In the review of well-known open source projects, Black Duck examined instances where reusable binary components from one open source project were included in the downloadable release of another project. GNU Automake leads the list of the most-reused code, appearing as a component of 12,469 other project releases.
To conduct the analysis Black Duck selected 1,311 popular open source projects, a small fraction of the roughly 200,000 open source projects catalogued in the Black Duck KnowledgeBase. Projects in the study contained about 491 million total lines of software source code. With an approximate reuse rate of one percent in each of the hundreds of thousands of reuses, developers were able to avoid writing some 1.4 billion lines of source code.

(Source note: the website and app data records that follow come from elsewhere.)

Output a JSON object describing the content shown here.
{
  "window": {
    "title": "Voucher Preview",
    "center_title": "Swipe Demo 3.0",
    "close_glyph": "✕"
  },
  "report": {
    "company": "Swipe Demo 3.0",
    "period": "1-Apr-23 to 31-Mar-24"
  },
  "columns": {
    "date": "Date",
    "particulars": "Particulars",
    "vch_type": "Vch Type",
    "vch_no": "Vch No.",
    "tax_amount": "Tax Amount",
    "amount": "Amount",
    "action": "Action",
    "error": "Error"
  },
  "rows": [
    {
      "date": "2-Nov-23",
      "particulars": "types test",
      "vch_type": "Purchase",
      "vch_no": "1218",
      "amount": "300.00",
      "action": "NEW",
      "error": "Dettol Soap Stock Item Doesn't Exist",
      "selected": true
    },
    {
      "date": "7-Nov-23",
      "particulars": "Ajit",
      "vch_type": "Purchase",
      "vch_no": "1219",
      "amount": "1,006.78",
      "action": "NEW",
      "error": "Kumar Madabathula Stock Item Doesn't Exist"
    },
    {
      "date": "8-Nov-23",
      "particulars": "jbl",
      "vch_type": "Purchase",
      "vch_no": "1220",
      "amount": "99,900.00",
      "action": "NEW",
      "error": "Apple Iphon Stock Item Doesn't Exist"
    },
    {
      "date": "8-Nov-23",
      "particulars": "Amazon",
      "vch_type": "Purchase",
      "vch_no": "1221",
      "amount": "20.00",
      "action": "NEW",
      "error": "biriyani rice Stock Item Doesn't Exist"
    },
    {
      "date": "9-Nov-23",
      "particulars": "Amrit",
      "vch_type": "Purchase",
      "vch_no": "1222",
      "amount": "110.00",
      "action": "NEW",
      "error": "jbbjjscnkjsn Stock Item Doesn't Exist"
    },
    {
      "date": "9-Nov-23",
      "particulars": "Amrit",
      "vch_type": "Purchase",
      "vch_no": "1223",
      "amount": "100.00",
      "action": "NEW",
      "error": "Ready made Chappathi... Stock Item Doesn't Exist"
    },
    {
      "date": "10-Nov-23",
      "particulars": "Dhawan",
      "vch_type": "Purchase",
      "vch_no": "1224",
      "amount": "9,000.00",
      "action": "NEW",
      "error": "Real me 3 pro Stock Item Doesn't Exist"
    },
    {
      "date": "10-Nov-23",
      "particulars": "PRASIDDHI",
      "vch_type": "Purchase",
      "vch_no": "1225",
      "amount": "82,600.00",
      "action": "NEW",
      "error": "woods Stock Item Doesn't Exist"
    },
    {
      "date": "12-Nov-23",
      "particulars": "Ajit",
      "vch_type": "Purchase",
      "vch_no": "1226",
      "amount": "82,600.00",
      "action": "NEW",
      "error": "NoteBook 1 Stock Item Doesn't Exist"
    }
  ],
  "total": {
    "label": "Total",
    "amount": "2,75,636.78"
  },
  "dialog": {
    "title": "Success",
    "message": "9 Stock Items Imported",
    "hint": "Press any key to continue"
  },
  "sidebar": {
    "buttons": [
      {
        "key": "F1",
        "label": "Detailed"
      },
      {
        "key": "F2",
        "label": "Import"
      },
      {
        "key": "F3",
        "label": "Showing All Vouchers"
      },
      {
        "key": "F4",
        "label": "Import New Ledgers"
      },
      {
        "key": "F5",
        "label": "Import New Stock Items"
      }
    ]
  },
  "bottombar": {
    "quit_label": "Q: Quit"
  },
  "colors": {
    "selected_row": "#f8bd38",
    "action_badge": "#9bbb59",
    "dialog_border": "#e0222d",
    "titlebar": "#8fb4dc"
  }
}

Black Duck spiders the Internet collecting open source and other downloadable code into a repository called the Black Duck KnowledgeBase; a repository of more than 200,000 open source projects with tens of billions of lines of code from over 4,100 unique Internet sites. The Black Duck KnowledgeBase is the largest and fastest-growing repository of open source code in the industry.
The table below lists the top reused open source projects in the Black Duck survey.
|Component Name||Reuse Count|
|X Free 86||5,925|
|Apache-XML Xerces Java 2||4,960|
|Java Platform, Enterprise Edition (Java EE, J2EE)||4,312|
|MS VB 2005 Samples||4,098|
Enterprise software analyst Jay Lyman of The 451 Group observes, "Given economic conditions and the maturation of open source software, enterprise interest in putting it to work wherever possible continues to grow. While organizations are more comfortable with using and reusing open source software within their development and products, they often remain wary of the implications of using open source. Concerns center on security, licenses, version, compatibility and compliance. By bringing together all of this information on open source software in use, Black Duck can provide greater assurance for enterprise open source users."